* _Task to complete_:
Write out the whole listing below exactly, skipping each picture.

* _Exercise data_:
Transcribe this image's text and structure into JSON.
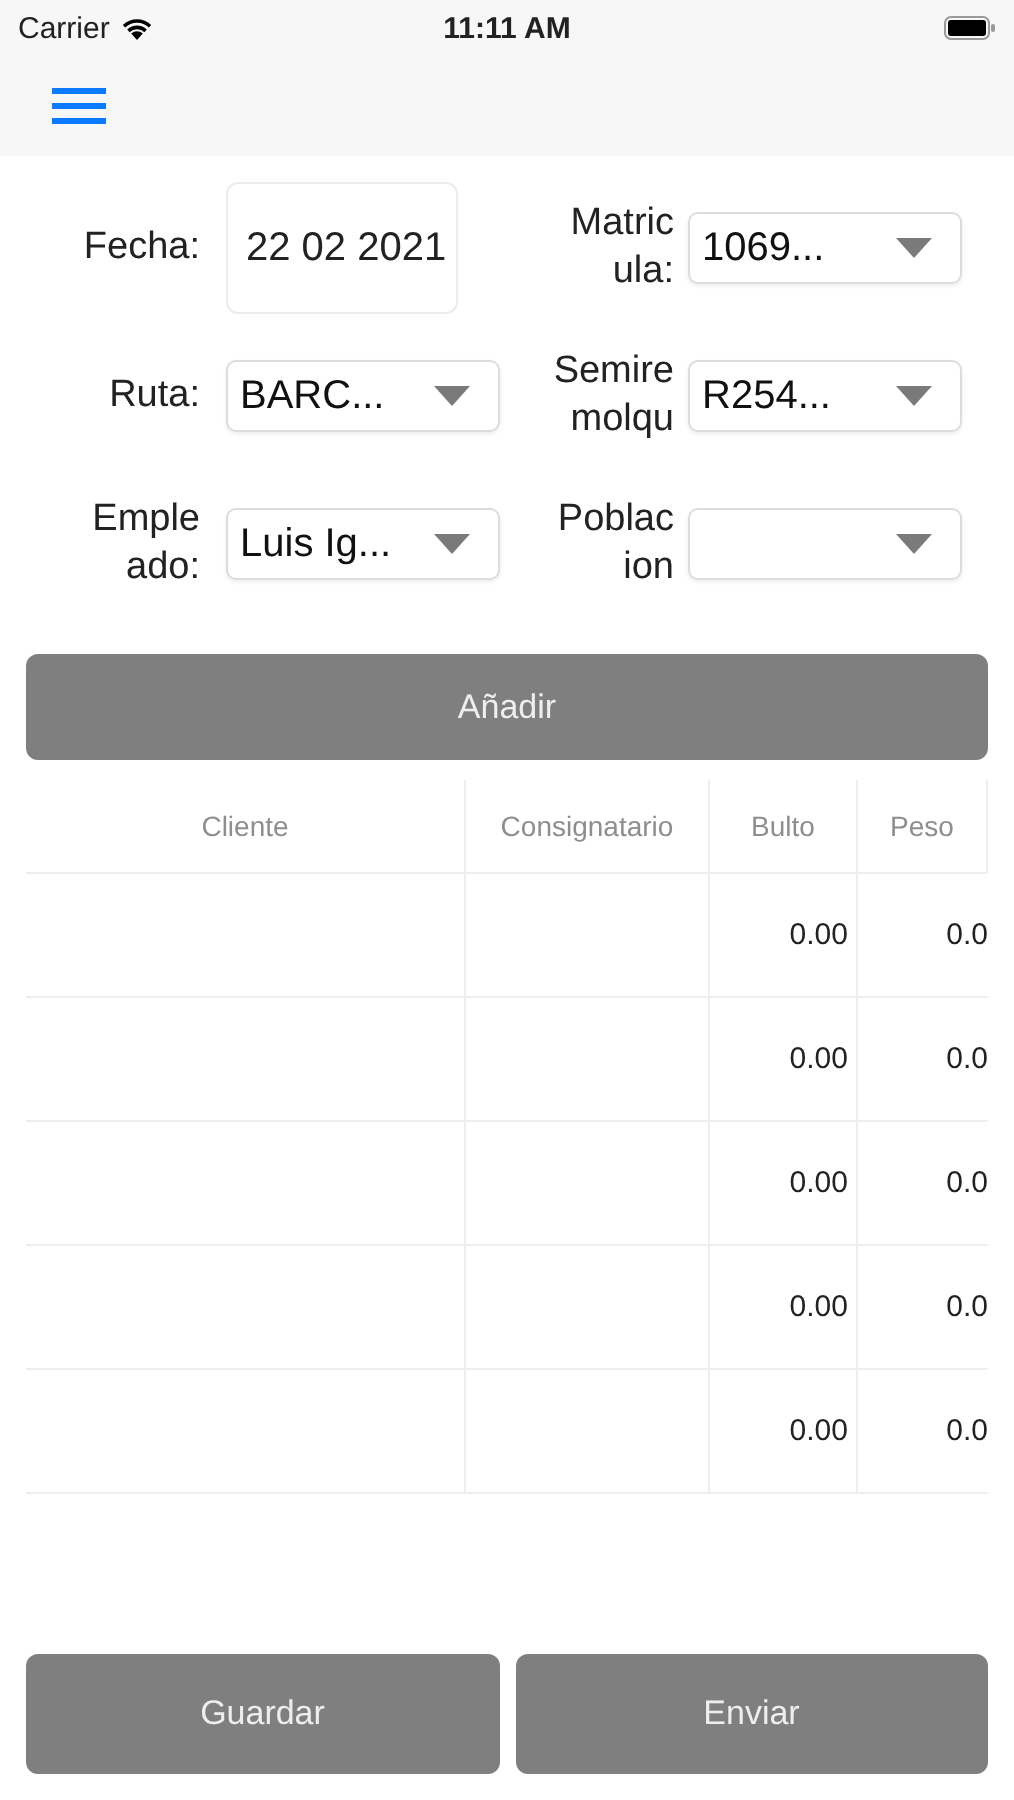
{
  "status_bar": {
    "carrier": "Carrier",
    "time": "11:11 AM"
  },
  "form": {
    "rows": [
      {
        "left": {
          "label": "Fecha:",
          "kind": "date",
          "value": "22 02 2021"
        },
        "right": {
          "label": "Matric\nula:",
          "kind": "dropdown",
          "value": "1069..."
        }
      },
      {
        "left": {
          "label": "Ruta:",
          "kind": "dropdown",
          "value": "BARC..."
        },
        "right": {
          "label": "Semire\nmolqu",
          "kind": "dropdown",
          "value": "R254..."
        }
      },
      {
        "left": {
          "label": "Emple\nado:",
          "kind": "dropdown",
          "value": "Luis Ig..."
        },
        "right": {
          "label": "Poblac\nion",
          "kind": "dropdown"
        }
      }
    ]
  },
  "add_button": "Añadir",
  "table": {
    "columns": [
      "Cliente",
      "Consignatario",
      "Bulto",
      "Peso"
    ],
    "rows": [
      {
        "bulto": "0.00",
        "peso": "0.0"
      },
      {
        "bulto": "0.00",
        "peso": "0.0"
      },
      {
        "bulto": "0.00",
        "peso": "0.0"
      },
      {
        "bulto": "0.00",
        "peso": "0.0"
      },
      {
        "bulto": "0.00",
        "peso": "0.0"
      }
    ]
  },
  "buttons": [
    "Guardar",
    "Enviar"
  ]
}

* _Answer to this task_:
Transcribe this image's text and structure into JSON.
{
  "status_bar": {
    "carrier": "Carrier",
    "time": "11:11 AM"
  },
  "form": {
    "rows": [
      {
        "left": {
          "label": "Fecha:",
          "kind": "date",
          "value": "22 02 2021"
        },
        "right": {
          "label": "Matric\nula:",
          "kind": "dropdown",
          "value": "1069..."
        }
      },
      {
        "left": {
          "label": "Ruta:",
          "kind": "dropdown",
          "value": "BARC..."
        },
        "right": {
          "label": "Semire\nmolqu",
          "kind": "dropdown",
          "value": "R254..."
        }
      },
      {
        "left": {
          "label": "Emple\nado:",
          "kind": "dropdown",
          "value": "Luis Ig..."
        },
        "right": {
          "label": "Poblac\nion",
          "kind": "dropdown"
        }
      }
    ]
  },
  "add_button": "Añadir",
  "table": {
    "columns": [
      "Cliente",
      "Consignatario",
      "Bulto",
      "Peso"
    ],
    "rows": [
      {
        "bulto": "0.00",
        "peso": "0.0"
      },
      {
        "bulto": "0.00",
        "peso": "0.0"
      },
      {
        "bulto": "0.00",
        "peso": "0.0"
      },
      {
        "bulto": "0.00",
        "peso": "0.0"
      },
      {
        "bulto": "0.00",
        "peso": "0.0"
      }
    ]
  },
  "buttons": [
    "Guardar",
    "Enviar"
  ]
}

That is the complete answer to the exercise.